What do you get when you combine an incompetent President with an incompetent Secretary of State?
Super Iran dominating Iraq and Lebanon.
Nearly a year ago, not long after the assassination of Rafik Hariri, who was twice prime minister of Lebanon, Syrian troops withdrew from Lebanon, unleashing a wave of patriotism here that prompted many to say that the Lebanese might finally be able to take control of their destiny.
But the intensity of the moment and the rush of emotions eclipsed at least one important and largely unanswerable question: With Syria gone, or at least its troops gone, who would fill the power vacuum?
At the time, Iran did not appear to be the answer. But that is what is happening, according to government officials, political leaders and political analysts here.

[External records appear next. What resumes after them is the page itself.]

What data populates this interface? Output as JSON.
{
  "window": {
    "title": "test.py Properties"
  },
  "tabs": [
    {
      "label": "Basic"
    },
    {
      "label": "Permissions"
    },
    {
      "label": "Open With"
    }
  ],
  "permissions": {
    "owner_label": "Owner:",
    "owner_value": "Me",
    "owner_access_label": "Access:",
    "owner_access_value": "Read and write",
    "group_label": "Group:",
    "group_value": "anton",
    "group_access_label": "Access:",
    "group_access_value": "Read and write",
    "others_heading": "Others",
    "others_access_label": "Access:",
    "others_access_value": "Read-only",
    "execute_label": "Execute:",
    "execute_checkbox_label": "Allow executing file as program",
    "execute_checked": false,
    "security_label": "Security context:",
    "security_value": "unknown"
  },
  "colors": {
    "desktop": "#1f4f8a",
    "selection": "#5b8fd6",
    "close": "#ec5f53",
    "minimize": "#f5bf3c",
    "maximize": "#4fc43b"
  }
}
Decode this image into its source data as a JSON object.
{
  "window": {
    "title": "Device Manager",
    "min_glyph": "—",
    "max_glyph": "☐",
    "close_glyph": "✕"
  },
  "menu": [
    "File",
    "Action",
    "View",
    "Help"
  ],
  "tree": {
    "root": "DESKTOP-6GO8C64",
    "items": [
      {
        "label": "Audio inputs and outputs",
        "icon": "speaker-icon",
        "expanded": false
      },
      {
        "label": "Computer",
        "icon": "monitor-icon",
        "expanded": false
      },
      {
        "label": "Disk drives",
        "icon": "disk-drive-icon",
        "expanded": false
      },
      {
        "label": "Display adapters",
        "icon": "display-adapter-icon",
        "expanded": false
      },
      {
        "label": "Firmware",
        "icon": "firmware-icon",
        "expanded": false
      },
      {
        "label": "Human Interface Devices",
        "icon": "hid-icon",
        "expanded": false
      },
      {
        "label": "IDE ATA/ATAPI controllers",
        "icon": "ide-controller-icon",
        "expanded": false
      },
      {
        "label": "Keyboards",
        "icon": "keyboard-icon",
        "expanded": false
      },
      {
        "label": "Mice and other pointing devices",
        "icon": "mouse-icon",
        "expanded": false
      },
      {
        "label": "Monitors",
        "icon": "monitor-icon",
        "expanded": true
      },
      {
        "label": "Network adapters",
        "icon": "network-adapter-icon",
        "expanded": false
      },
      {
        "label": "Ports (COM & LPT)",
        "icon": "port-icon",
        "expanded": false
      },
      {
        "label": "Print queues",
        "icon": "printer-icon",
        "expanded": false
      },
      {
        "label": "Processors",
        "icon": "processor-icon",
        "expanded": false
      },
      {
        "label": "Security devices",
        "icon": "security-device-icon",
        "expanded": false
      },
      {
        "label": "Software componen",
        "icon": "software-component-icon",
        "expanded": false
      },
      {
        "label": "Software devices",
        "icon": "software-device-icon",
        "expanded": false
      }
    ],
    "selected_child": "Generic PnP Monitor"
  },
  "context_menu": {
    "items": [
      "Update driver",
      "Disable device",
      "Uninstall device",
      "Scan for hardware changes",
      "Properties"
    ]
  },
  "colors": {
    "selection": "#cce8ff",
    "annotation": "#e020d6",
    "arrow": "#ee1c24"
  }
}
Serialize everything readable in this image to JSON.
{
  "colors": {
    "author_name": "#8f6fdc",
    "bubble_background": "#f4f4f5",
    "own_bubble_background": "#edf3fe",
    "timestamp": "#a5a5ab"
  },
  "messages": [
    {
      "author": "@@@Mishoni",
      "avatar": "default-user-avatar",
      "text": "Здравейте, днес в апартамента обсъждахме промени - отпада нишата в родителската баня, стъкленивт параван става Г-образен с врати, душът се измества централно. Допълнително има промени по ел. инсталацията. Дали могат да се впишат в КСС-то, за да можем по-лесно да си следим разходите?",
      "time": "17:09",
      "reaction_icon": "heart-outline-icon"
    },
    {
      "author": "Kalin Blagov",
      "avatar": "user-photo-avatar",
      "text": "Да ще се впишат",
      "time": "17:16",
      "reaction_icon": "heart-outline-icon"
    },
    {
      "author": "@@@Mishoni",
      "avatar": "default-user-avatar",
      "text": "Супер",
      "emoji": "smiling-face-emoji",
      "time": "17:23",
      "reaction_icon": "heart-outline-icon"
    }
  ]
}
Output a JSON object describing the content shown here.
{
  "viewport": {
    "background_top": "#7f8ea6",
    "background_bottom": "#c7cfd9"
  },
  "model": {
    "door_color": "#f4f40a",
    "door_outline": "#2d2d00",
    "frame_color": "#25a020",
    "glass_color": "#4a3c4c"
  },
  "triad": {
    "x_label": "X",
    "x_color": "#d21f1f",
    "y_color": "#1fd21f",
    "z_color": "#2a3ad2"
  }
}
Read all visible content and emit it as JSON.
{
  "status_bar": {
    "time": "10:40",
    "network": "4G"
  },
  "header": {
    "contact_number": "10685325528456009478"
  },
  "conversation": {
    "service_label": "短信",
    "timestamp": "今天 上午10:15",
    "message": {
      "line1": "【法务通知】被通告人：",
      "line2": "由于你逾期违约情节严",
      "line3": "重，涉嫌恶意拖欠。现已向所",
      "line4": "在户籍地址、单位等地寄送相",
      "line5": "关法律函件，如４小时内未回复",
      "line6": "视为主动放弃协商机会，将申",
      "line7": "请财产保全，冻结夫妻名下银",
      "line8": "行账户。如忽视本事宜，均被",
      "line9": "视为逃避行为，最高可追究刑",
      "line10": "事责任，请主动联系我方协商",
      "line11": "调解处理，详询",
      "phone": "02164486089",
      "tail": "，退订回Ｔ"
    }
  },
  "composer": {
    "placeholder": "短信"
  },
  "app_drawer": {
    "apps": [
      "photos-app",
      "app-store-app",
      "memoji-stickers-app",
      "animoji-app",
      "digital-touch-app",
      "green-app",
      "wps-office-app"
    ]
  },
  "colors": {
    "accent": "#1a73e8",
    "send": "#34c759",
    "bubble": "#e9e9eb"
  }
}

Iran, long a powerful player in Lebanon, has been able to increase its influence, partly through its ties to the Lebanese Shiite group Hezbollah. That has given Tehran a stronger hand to play in its confrontation with the United States and Europe over its nuclear program.